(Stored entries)
● ● ● ● ●
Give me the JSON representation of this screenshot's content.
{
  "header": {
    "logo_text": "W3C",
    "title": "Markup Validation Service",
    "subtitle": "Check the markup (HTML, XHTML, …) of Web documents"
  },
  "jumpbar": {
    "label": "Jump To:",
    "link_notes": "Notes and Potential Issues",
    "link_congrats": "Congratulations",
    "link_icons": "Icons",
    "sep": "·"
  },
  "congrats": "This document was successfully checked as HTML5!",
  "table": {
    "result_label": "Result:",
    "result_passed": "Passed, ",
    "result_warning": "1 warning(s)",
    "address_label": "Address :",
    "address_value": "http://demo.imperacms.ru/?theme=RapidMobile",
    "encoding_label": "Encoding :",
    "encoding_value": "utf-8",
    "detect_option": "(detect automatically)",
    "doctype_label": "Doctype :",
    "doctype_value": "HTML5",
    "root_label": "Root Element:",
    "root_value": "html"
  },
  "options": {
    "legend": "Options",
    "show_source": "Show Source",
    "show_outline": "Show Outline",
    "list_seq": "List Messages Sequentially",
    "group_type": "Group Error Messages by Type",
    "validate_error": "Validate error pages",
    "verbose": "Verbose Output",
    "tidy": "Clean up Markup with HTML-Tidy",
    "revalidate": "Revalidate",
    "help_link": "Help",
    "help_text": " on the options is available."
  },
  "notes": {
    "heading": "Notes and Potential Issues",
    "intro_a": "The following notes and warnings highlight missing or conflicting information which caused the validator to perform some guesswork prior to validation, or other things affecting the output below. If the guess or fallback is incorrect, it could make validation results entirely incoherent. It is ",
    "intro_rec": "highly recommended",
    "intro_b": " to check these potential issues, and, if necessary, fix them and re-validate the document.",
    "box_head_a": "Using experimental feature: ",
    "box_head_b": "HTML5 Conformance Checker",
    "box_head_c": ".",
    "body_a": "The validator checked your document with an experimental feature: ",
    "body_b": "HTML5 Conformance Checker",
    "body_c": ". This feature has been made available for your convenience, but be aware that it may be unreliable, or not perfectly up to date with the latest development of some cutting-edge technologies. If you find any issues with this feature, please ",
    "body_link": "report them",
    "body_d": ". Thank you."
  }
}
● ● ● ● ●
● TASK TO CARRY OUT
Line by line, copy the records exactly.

● RESULT
Give me the JSON representation of this screenshot's content.
{
  "header": {
    "logo_text": "W3C",
    "title": "Markup Validation Service",
    "subtitle": "Check the markup (HTML, XHTML, …) of Web documents"
  },
  "jumpbar": {
    "label": "Jump To:",
    "link_notes": "Notes and Potential Issues",
    "link_congrats": "Congratulations",
    "link_icons": "Icons",
    "sep": "·"
  },
  "congrats": "This document was successfully checked as HTML5!",
  "table": {
    "result_label": "Result:",
    "result_passed": "Passed, ",
    "result_warning": "1 warning(s)",
    "address_label": "Address :",
    "address_value": "http://demo.imperacms.ru/?theme=RapidMobile",
    "encoding_label": "Encoding :",
    "encoding_value": "utf-8",
    "detect_option": "(detect automatically)",
    "doctype_label": "Doctype :",
    "doctype_value": "HTML5",
    "root_label": "Root Element:",
    "root_value": "html"
  },
  "options": {
    "legend": "Options",
    "show_source": "Show Source",
    "show_outline": "Show Outline",
    "list_seq": "List Messages Sequentially",
    "group_type": "Group Error Messages by Type",
    "validate_error": "Validate error pages",
    "verbose": "Verbose Output",
    "tidy": "Clean up Markup with HTML-Tidy",
    "revalidate": "Revalidate",
    "help_link": "Help",
    "help_text": " on the options is available."
  },
  "notes": {
    "heading": "Notes and Potential Issues",
    "intro_a": "The following notes and warnings highlight missing or conflicting information which caused the validator to perform some guesswork prior to validation, or other things affecting the output below. If the guess or fallback is incorrect, it could make validation results entirely incoherent. It is ",
    "intro_rec": "highly recommended",
    "intro_b": " to check these potential issues, and, if necessary, fix them and re-validate the document.",
    "box_head_a": "Using experimental feature: ",
    "box_head_b": "HTML5 Conformance Checker",
    "box_head_c": ".",
    "body_a": "The validator checked your document with an experimental feature: ",
    "body_b": "HTML5 Conformance Checker",
    "body_c": ". This feature has been made available for your convenience, but be aware that it may be unreliable, or not perfectly up to date with the latest development of some cutting-edge technologies. If you find any issues with this feature, please ",
    "body_link": "report them",
    "body_d": ". Thank you."
  }
}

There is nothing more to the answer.